→ Problem requirements:
Copy out each line of the data that holds the word "this".
-----
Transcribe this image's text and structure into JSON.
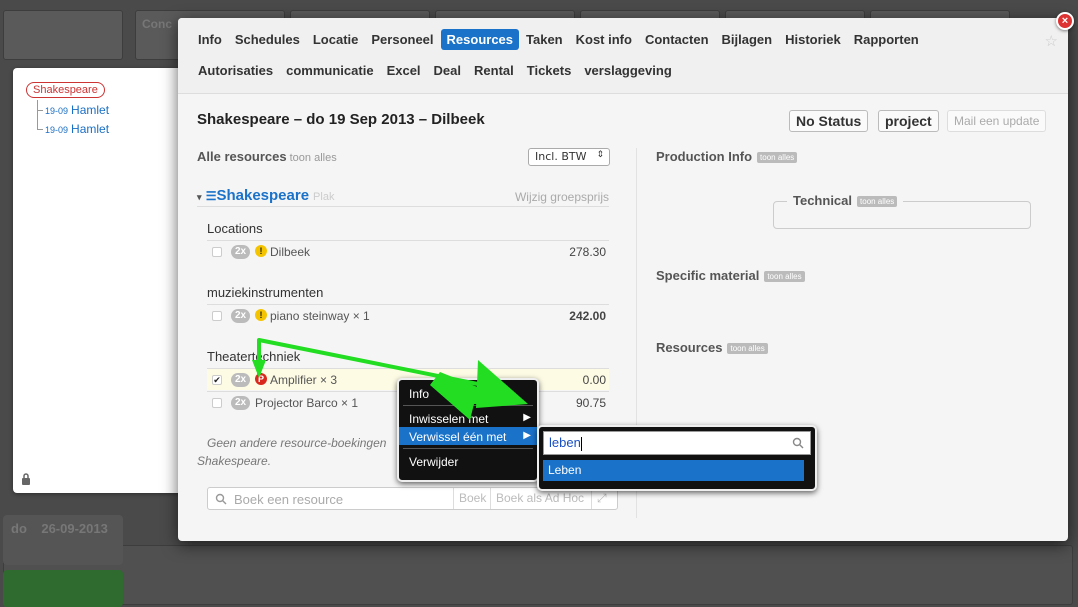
{
  "background": {
    "bottom_rows": [
      {
        "day": "do",
        "date": "26-09-2013"
      }
    ],
    "top_cell_label": "Conc"
  },
  "tree": {
    "root": "Shakespeare",
    "children": [
      {
        "date": "19-09",
        "label": "Hamlet"
      },
      {
        "date": "19-09",
        "label": "Hamlet"
      }
    ]
  },
  "modal": {
    "tabs_row1": [
      "Info",
      "Schedules",
      "Locatie",
      "Personeel",
      "Resources",
      "Taken",
      "Kost info",
      "Contacten",
      "Bijlagen",
      "Historiek",
      "Rapporten"
    ],
    "tabs_row2": [
      "Autorisaties",
      "communicatie",
      "Excel",
      "Deal",
      "Rental",
      "Tickets",
      "verslaggeving"
    ],
    "active_tab": "Resources",
    "close_symbol": "×",
    "star_symbol": "☆",
    "title": "Shakespeare – do 19 Sep 2013 – Dilbeek",
    "status_button": "No Status",
    "project_button": "project",
    "mail_button": "Mail een update",
    "left": {
      "heading": "Alle resources",
      "heading_small": "toon alles",
      "vat_select": "Incl. BTW",
      "group": {
        "name": "Shakespeare",
        "plak": "Plak",
        "edit": "Wijzig groepsprijs"
      },
      "categories": [
        {
          "name": "Locations",
          "rows": [
            {
              "badge": "2x",
              "warn": "yellow",
              "name": "Dilbeek",
              "price": "278.30",
              "bold": false,
              "checked": false
            }
          ]
        },
        {
          "name": "muziekinstrumenten",
          "rows": [
            {
              "badge": "2x",
              "warn": "yellow",
              "name": "piano steinway × 1",
              "price": "242.00",
              "bold": true,
              "checked": false
            }
          ]
        },
        {
          "name": "Theatertechniek",
          "rows": [
            {
              "badge": "2x",
              "warn": "red",
              "name": "Amplifier × 3",
              "price": "0.00",
              "bold": false,
              "checked": true
            },
            {
              "badge": "2x",
              "warn": "",
              "name": "Projector Barco × 1",
              "price": "90.75",
              "bold": false,
              "checked": false
            }
          ]
        }
      ],
      "note_line1": "Geen andere resource-boekingen",
      "note_line2": "Shakespeare.",
      "search_placeholder": "Boek een resource",
      "book_button": "Boek",
      "book_adhoc_button": "Boek als Ad Hoc"
    },
    "right": {
      "production_info": "Production Info",
      "technical": "Technical",
      "specific_material": "Specific material",
      "resources": "Resources",
      "pill": "toon alles"
    }
  },
  "context_menu": {
    "items": [
      "Info",
      "Inwisselen met",
      "Verwissel één met",
      "Verwijder"
    ],
    "highlighted": "Verwissel één met"
  },
  "submenu": {
    "query": "leben",
    "result": "Leben"
  },
  "colors": {
    "accent": "#1a72c9",
    "annotation_arrow": "#22dd22"
  }
}
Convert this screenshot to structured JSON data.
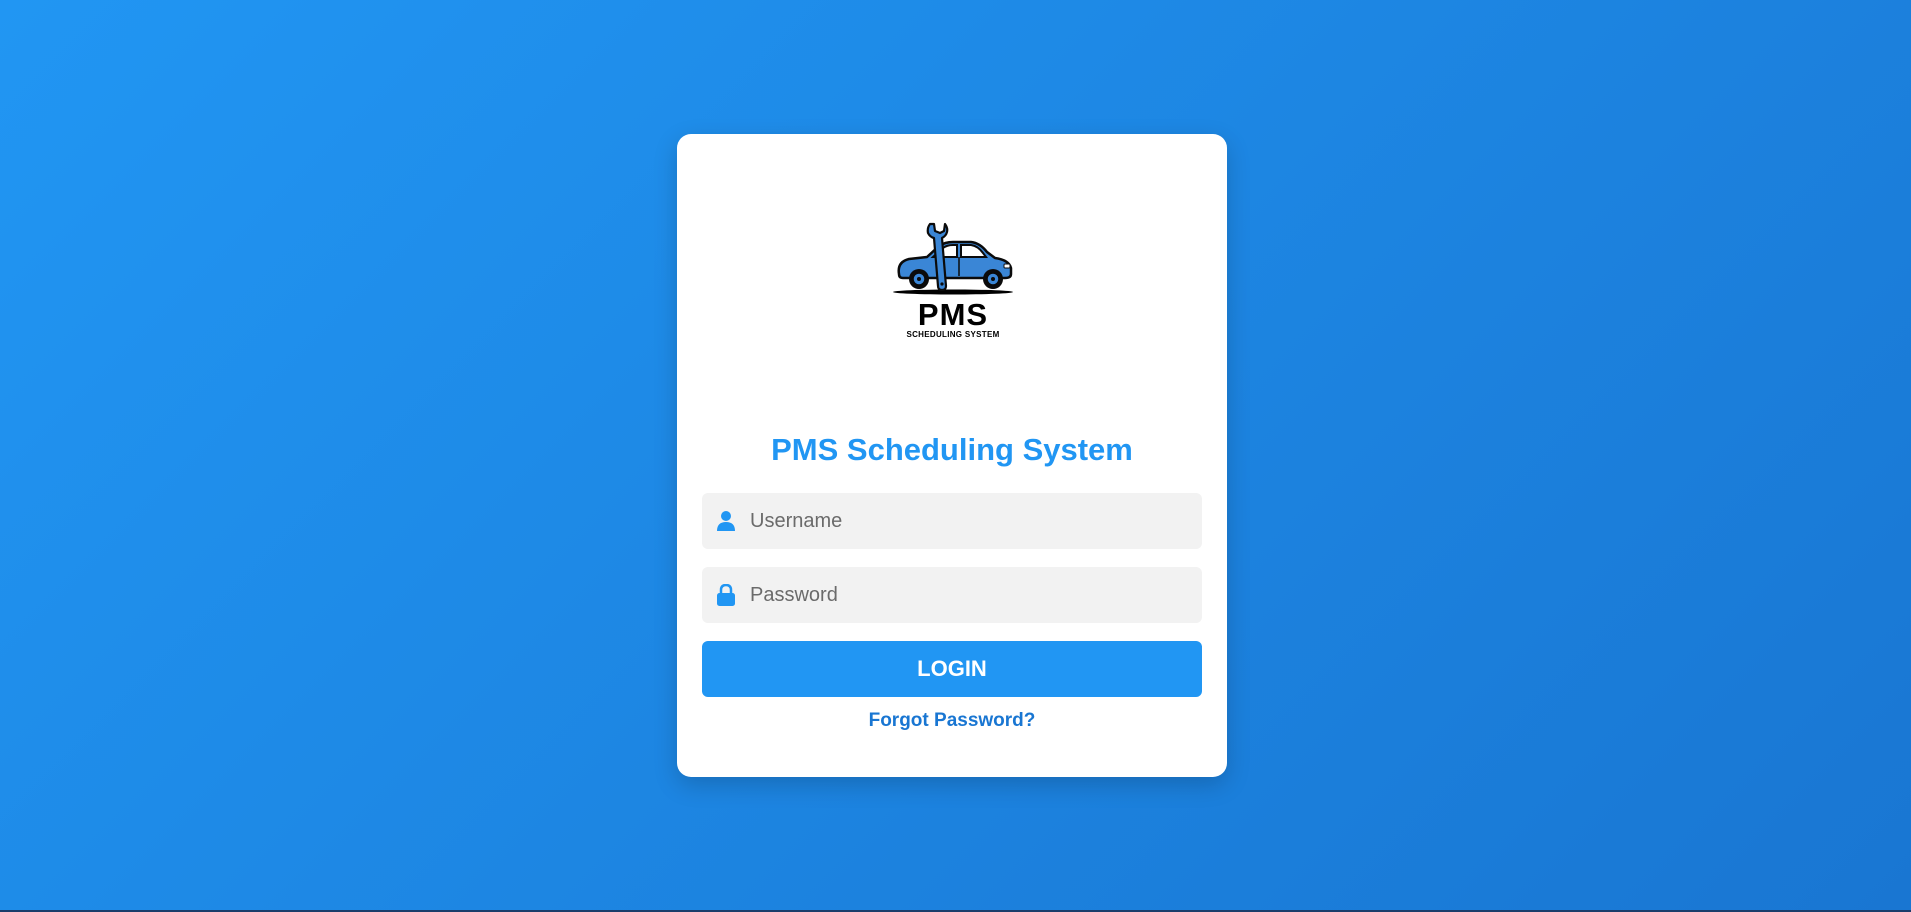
{
  "brand": {
    "logo_main": "PMS",
    "logo_sub": "SCHEDULING SYSTEM",
    "accent_color": "#2196f3",
    "logo_icon": "car-wrench-icon"
  },
  "login": {
    "title": "PMS Scheduling System",
    "username_placeholder": "Username",
    "username_value": "",
    "username_icon": "user-icon",
    "password_placeholder": "Password",
    "password_value": "",
    "password_icon": "lock-icon",
    "submit_label": "LOGIN",
    "forgot_label": "Forgot Password?"
  },
  "colors": {
    "background_start": "#2196f3",
    "background_end": "#1976d2",
    "card": "#ffffff",
    "field_bg": "#f2f2f2",
    "link": "#1976d2"
  }
}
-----
→ Expected answer:
Transcribe this image's text and structure into JSON.
Convert this screenshot to structured JSON data.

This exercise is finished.